Director George Cukor evinces a smart touch from the beginning, with a credits sequence that prefaces the appearance of each actresses' close-up with a shot of an animal: Shearer as a fawn, Crawford as tiger, and so on. Though making a film so concerned with the cruelty that women do to each other, and thick with zinging putdowns (the first shot is of two women's dogs fighting outside a Park Avenue salon) - not to mention some seriously attitudes towards marriage and the incompatibility of women's inability to be in love and keep a sense of pride - Cukor somehow avoids turning it into a sexist catfight and gives the proceedings a rather surprising sheen of dignity. This is helped along by the complete absence of men, who come off in the abstract as a rather pathetic species who simply have to be saved from their simple, easily confused natures. And every time The Women threatens to drag, there's always Russell and Crawford, towering over the cast with their cold stares and queenly hauteur, reminding us what being an A-list actress once meant.

Yep, women.



Facts and Figures

Reviews

Contactmusic.com: 4 / 5

Cast & Crew

Director:

Producer:

Contactmusic


Links


Advertisement

New Movies

Star Wars: The Last Jedi Movie Review

Star Wars: The Last Jedi Movie Review

After the thunderous reception for J.J. Abrams' Episode VII: The Force Awakens two years ago,...

Daddy's Home 2 Movie Review

Daddy's Home 2 Movie Review

Like the 2015 original, this comedy plays merrily with cliches to tell a silly story...

The Man Who Invented Christmas Movie Review

The Man Who Invented Christmas Movie Review

There's a somewhat contrived jauntiness to this blending of fact and fiction that may leave...

Ferdinand Movie Review

Ferdinand Movie Review

This animated comedy adventure is based on the beloved children's book, which was published in...

Brigsby Bear Movie Review

Brigsby Bear Movie Review

Director Dave McCary makes a superb feature debut with this offbeat black comedy, which explores...

Battle of the Sexes Movie Review

Battle of the Sexes Movie Review

A dramatisation of the real-life clash between tennis icons Billie Jean King and Bobby Riggs,...

Shot Caller Movie Review

Shot Caller Movie Review

There isn't much subtlety to this prison thriller, but it's edgy enough to hold the...

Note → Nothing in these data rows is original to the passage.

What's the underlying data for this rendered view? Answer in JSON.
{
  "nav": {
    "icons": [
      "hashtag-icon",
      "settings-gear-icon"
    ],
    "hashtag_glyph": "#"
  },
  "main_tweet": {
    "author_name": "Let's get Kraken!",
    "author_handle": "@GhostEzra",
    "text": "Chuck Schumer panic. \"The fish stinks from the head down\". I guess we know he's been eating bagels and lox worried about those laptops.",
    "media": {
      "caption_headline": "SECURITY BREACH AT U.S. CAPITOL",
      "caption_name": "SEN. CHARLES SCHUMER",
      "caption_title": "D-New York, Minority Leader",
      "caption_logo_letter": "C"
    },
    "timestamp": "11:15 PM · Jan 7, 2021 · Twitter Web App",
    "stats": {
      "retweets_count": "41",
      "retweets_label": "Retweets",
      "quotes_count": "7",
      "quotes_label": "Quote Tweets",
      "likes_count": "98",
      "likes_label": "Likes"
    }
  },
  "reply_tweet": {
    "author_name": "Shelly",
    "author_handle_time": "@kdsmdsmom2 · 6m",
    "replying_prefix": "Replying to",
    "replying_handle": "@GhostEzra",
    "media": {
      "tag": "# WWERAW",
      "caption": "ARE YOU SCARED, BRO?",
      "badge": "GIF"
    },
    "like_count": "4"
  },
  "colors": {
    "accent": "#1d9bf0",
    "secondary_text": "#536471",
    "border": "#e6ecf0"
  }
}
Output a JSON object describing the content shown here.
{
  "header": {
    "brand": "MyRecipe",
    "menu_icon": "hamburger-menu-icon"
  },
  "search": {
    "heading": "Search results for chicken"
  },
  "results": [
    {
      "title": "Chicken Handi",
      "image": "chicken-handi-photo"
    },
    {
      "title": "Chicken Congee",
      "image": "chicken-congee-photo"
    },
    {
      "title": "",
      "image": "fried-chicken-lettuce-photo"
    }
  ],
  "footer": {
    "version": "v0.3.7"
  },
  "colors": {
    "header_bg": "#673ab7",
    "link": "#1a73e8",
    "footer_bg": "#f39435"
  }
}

Advertisement
The Disaster Artist Movie Review

The Disaster Artist Movie Review

A hilariously outrageous story based on real events, this film recounts the making of the...

Stronger Movie Review

Stronger Movie Review

Based on a true story about the 2013 Boston Marathon bombing, this looks like one...

Only the Brave Movie Review

Only the Brave Movie Review

Based on a genuinely moving true story, this film undercuts the realism by pushing its...

Wonder Movie Review

Wonder Movie Review

This film may be based on RJ Palacio's fictional bestseller, but it approaches its story...

Happy End  Movie Review

Happy End Movie Review

Austrian auteur Michael Haneke isn't known for his light touch, but rather for hard-hitting, award-winning...

Patti Cake$ Movie Review

Patti Cake$ Movie Review

Seemingly from out of nowhere, this film generates perhaps the biggest smile of any movie...

The Limehouse Golem Movie Review

The Limehouse Golem Movie Review

A Victorian thriller with rather heavy echoes of Jack the Ripper, this film struggles to...

Advertisement
Artists
Actors
    Filmmakers
      Artists
      Bands
        Musicians
          Artists
          Celebrities
             
              Artists
              Interviews
                musicians & bands in the news
                  actors & filmmakers in the news
                    celebrities in the news

                      Go Back in Time using our News archive to see what happened on a particular day in the past.